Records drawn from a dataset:
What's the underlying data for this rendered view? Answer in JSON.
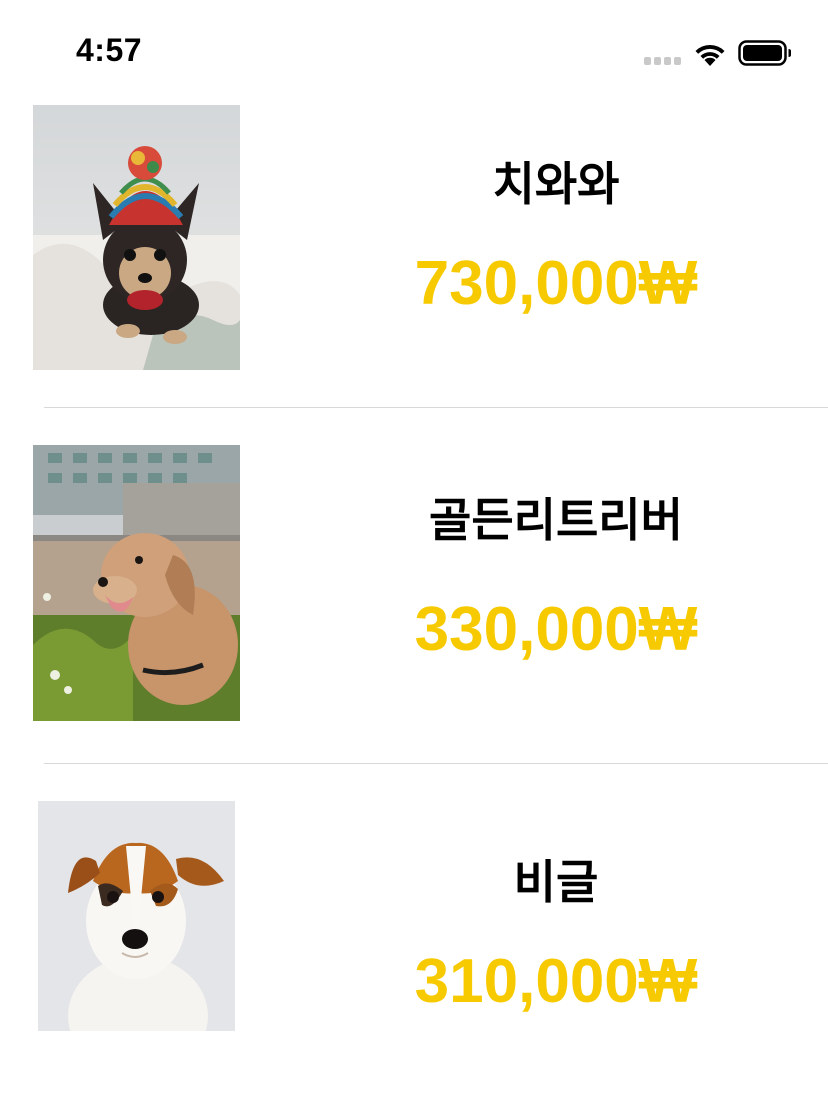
{
  "status_bar": {
    "time": "4:57",
    "icons": [
      "signal-icon",
      "wifi-icon",
      "battery-icon"
    ]
  },
  "colors": {
    "price": "#f7ca00",
    "name": "#000000",
    "separator": "#d9d9d9"
  },
  "items": [
    {
      "name": "치와와",
      "price": "730,000₩",
      "image": "chihuahua-photo"
    },
    {
      "name": "골든리트리버",
      "price": "330,000₩",
      "image": "golden-retriever-photo"
    },
    {
      "name": "비글",
      "price": "310,000₩",
      "image": "beagle-photo"
    }
  ]
}
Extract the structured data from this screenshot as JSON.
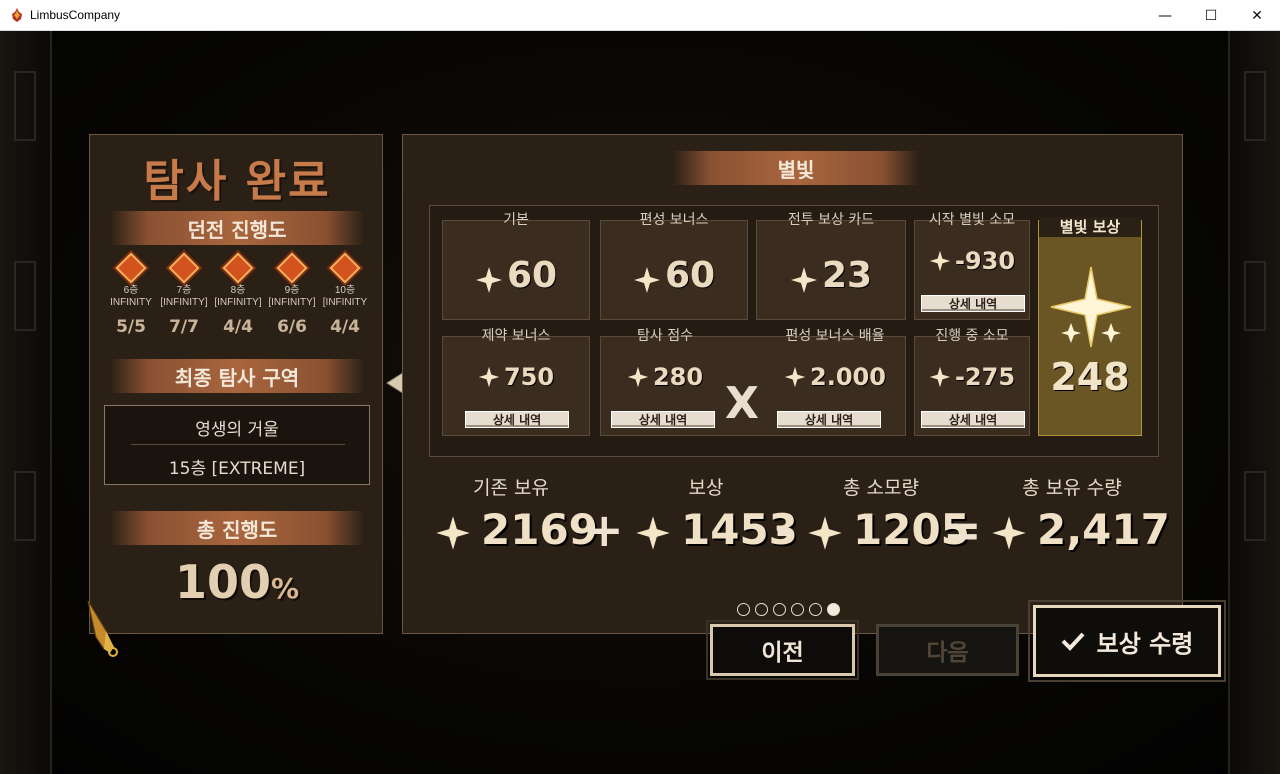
{
  "window": {
    "title": "LimbusCompany",
    "minimize_glyph": "—",
    "maximize_glyph": "☐",
    "close_glyph": "✕"
  },
  "left": {
    "title": "탐사 완료",
    "dungeon_progress_label": "던전 진행도",
    "floors": [
      {
        "label_line1": "6층",
        "label_line2": "INFINITY",
        "count": "5/5"
      },
      {
        "label_line1": "7층",
        "label_line2": "[INFINITY]",
        "count": "7/7"
      },
      {
        "label_line1": "8층",
        "label_line2": "[INFINITY]",
        "count": "4/4"
      },
      {
        "label_line1": "9층",
        "label_line2": "[INFINITY]",
        "count": "6/6"
      },
      {
        "label_line1": "10층",
        "label_line2": "[INFINITY",
        "count": "4/4"
      }
    ],
    "final_zone_label": "최종 탐사 구역",
    "zone_name": "영생의 거울",
    "zone_floor": "15층 [EXTREME]",
    "total_progress_label": "총 진행도",
    "total_progress_value": "100",
    "total_progress_unit": "%"
  },
  "right": {
    "banner": "별빛",
    "cells": {
      "base": {
        "label": "기본",
        "value": "60"
      },
      "formation_bonus": {
        "label": "편성 보너스",
        "value": "60"
      },
      "battle_reward_card": {
        "label": "전투 보상 카드",
        "value": "23"
      },
      "start_consumption": {
        "label": "시작 별빛 소모",
        "value": "-930",
        "detail": "상세 내역"
      },
      "restriction_bonus": {
        "label": "제약 보너스",
        "value": "750",
        "detail": "상세 내역"
      },
      "exploration_score": {
        "label": "탐사 점수",
        "value": "280",
        "detail": "상세 내역"
      },
      "multiply_symbol": "X",
      "formation_multiplier": {
        "label": "편성 보너스 배율",
        "value": "2.000",
        "detail": "상세 내역"
      },
      "in_progress_consumption": {
        "label": "진행 중 소모",
        "value": "-275",
        "detail": "상세 내역"
      },
      "starlight_reward": {
        "label": "별빛 보상",
        "value": "248"
      }
    },
    "summary": {
      "existing_label": "기존 보유",
      "existing_value": "2169",
      "plus": "+",
      "reward_label": "보상",
      "reward_value": "1453",
      "minus": "-",
      "consumed_label": "총 소모량",
      "consumed_value": "1205",
      "equals": "=",
      "total_label": "총 보유 수량",
      "total_value": "2,417"
    }
  },
  "pagination": {
    "total": 6,
    "active_index": 5
  },
  "buttons": {
    "prev": "이전",
    "next": "다음",
    "claim": "보상 수령"
  },
  "colors": {
    "panel_bg": "#2a2016",
    "accent_orange": "#c77a4a",
    "banner": "#a9663e",
    "reward_gold": "#6a5524"
  }
}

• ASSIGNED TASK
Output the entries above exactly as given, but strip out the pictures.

• SOLUTION
What's the underlying data for this rendered view? Answer in JSON.
{
  "status_bar": {
    "time": "4:57",
    "icons": [
      "signal-icon",
      "wifi-icon",
      "battery-icon"
    ]
  },
  "colors": {
    "price": "#f7ca00",
    "name": "#000000",
    "separator": "#d9d9d9"
  },
  "items": [
    {
      "name": "치와와",
      "price": "730,000₩",
      "image": "chihuahua-photo"
    },
    {
      "name": "골든리트리버",
      "price": "330,000₩",
      "image": "golden-retriever-photo"
    },
    {
      "name": "비글",
      "price": "310,000₩",
      "image": "beagle-photo"
    }
  ]
}
Extract the structured data from this screenshot as JSON.
{
  "window": {
    "title": "LimbusCompany",
    "minimize_glyph": "—",
    "maximize_glyph": "☐",
    "close_glyph": "✕"
  },
  "left": {
    "title": "탐사 완료",
    "dungeon_progress_label": "던전 진행도",
    "floors": [
      {
        "label_line1": "6층",
        "label_line2": "INFINITY",
        "count": "5/5"
      },
      {
        "label_line1": "7층",
        "label_line2": "[INFINITY]",
        "count": "7/7"
      },
      {
        "label_line1": "8층",
        "label_line2": "[INFINITY]",
        "count": "4/4"
      },
      {
        "label_line1": "9층",
        "label_line2": "[INFINITY]",
        "count": "6/6"
      },
      {
        "label_line1": "10층",
        "label_line2": "[INFINITY",
        "count": "4/4"
      }
    ],
    "final_zone_label": "최종 탐사 구역",
    "zone_name": "영생의 거울",
    "zone_floor": "15층 [EXTREME]",
    "total_progress_label": "총 진행도",
    "total_progress_value": "100",
    "total_progress_unit": "%"
  },
  "right": {
    "banner": "별빛",
    "cells": {
      "base": {
        "label": "기본",
        "value": "60"
      },
      "formation_bonus": {
        "label": "편성 보너스",
        "value": "60"
      },
      "battle_reward_card": {
        "label": "전투 보상 카드",
        "value": "23"
      },
      "start_consumption": {
        "label": "시작 별빛 소모",
        "value": "-930",
        "detail": "상세 내역"
      },
      "restriction_bonus": {
        "label": "제약 보너스",
        "value": "750",
        "detail": "상세 내역"
      },
      "exploration_score": {
        "label": "탐사 점수",
        "value": "280",
        "detail": "상세 내역"
      },
      "multiply_symbol": "X",
      "formation_multiplier": {
        "label": "편성 보너스 배율",
        "value": "2.000",
        "detail": "상세 내역"
      },
      "in_progress_consumption": {
        "label": "진행 중 소모",
        "value": "-275",
        "detail": "상세 내역"
      },
      "starlight_reward": {
        "label": "별빛 보상",
        "value": "248"
      }
    },
    "summary": {
      "existing_label": "기존 보유",
      "existing_value": "2169",
      "plus": "+",
      "reward_label": "보상",
      "reward_value": "1453",
      "minus": "-",
      "consumed_label": "총 소모량",
      "consumed_value": "1205",
      "equals": "=",
      "total_label": "총 보유 수량",
      "total_value": "2,417"
    }
  },
  "pagination": {
    "total": 6,
    "active_index": 5
  },
  "buttons": {
    "prev": "이전",
    "next": "다음",
    "claim": "보상 수령"
  },
  "colors": {
    "panel_bg": "#2a2016",
    "accent_orange": "#c77a4a",
    "banner": "#a9663e",
    "reward_gold": "#6a5524"
  }
}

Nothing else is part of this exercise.